. . . above all things; to remember that hypocrisy is the most hopeless as well as the meanest of crimes. . . - Margaret Fuller


Julia Scarbrough was famed for the extravagant parties she held at the Scarbrough House on West Broad Street and at their former home on the corner of Broughton and Price Streets. Quotes for this image highlight the gaiety of attending a “blow out” at the Scarbrough’s. Savannah’s elite flocked to Julia’s “splendid entertainments” to feast and dance. Nevertheless, Julia was often criticized as an outsider in Savannah (she was from North Carolina) whose parties were an attempt to curry favor with Savannah society and whose social ambitions knew no bounds.  


The Scarbrough House (A reconstructed drawing of the home’s appearance in 1819.)

Julia Bernard and William Scarbrough were married in North Carolina on 18 April 1805. As part of their wedding agreement, William Scarbrough deeded this property to Julia and their future children. While the agreement was recorded in North Carolina, it was never transferred to Chatham County, Georgia—which may have saved the property from being sold in 1820, when William Scarbrough was declared an “insolvent debtor.”
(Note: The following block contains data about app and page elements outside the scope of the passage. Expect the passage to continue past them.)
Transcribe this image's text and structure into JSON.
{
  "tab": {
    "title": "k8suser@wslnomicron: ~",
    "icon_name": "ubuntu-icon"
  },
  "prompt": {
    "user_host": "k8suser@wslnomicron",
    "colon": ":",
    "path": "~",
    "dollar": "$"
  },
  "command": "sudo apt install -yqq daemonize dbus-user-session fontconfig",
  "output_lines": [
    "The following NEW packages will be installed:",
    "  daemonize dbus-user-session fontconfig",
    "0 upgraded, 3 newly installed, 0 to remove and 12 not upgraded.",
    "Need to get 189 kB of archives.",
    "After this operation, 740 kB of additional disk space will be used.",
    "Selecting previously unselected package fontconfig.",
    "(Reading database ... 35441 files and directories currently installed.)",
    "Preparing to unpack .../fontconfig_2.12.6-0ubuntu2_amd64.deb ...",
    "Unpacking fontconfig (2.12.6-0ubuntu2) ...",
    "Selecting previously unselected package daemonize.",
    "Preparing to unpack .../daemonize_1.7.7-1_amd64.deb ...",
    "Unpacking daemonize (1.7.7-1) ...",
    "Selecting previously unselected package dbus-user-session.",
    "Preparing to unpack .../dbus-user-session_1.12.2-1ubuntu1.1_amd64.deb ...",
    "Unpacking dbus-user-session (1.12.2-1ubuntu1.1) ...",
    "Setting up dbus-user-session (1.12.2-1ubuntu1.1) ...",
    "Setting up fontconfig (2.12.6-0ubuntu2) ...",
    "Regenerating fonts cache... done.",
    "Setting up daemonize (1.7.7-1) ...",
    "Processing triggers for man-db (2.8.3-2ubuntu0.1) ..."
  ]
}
“The Castle,” as William referred to the home, was built in 1819, and designed by noted architect, William Jay. The commanding mansion served as a manifestation of the Scarbrough’s wealth and aspirations.
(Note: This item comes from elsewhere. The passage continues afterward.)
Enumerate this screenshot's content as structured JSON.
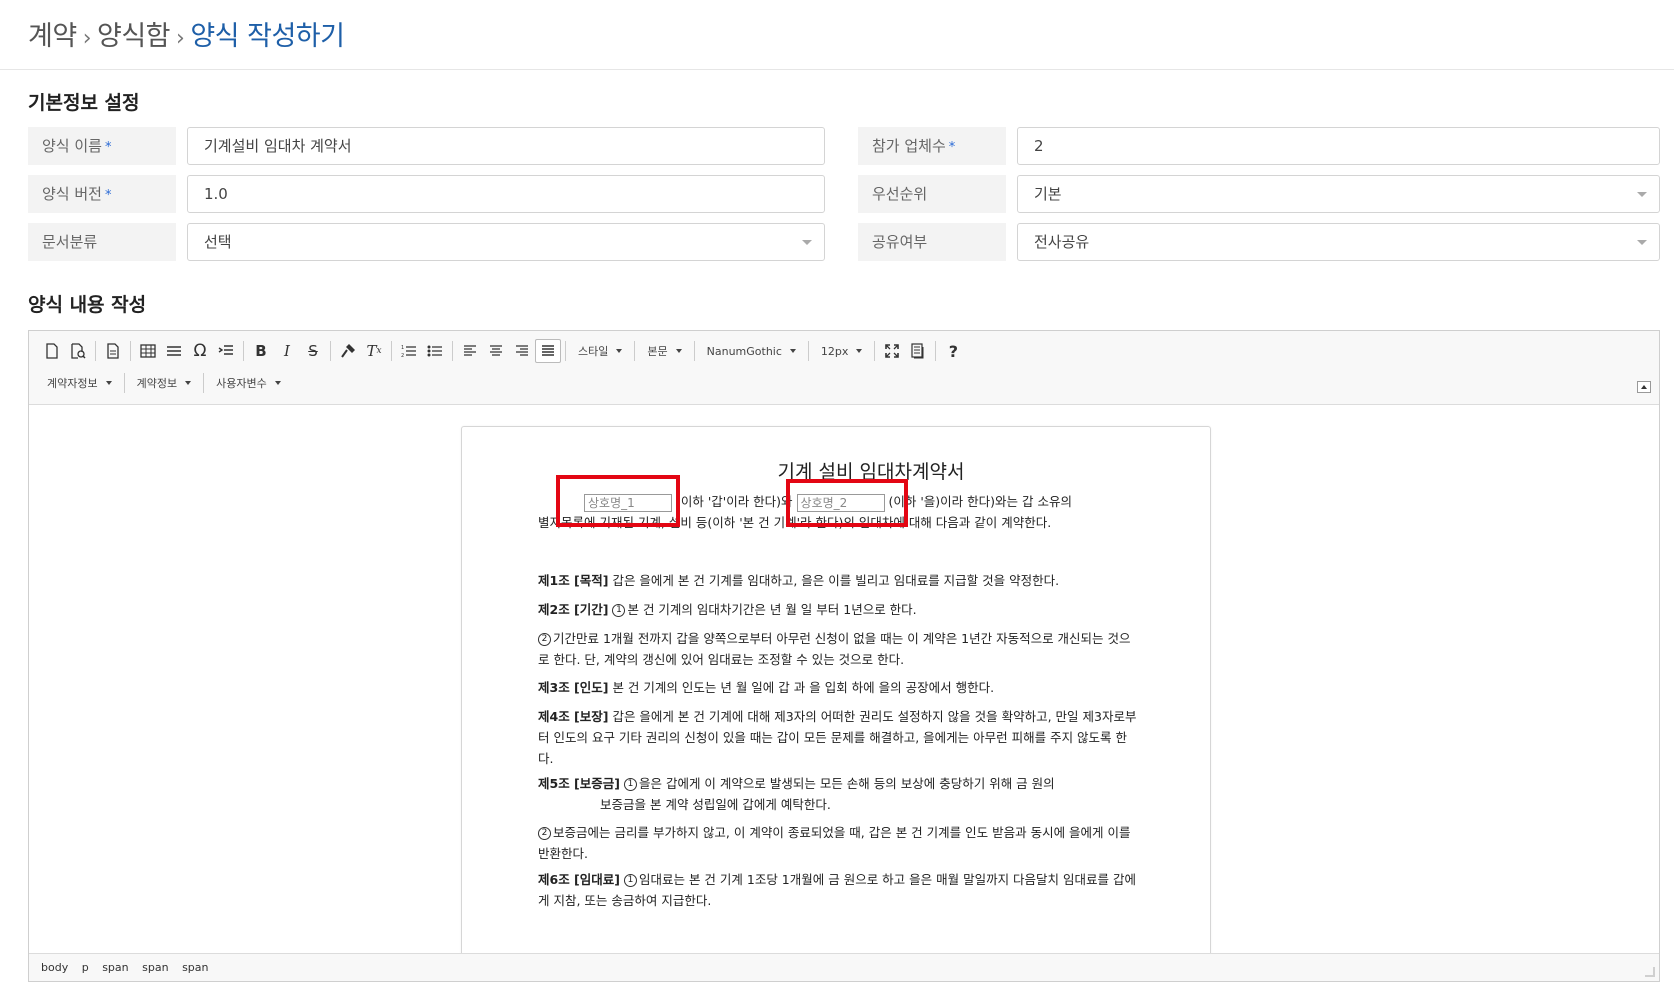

William Scarbrough (c. 1815-1819)

William Scarbrough (1776-1838) arrived in Savannah in 1802, at the age of twenty-six. As a “young man of fashion” and ambition he soon prospered as a shipping merchant, bank director, manager of elections, member of the Board of Health, Vice Consul of Denmark and Sweden, and Consul General of Russia. In 1805, he married Julia Bernard, daughter of a physician, whose ambitions equaled his own. While William has been vastly praised for his aspirations, Julia has been maligned for hers. 


William Scarbrough Ships of the Sea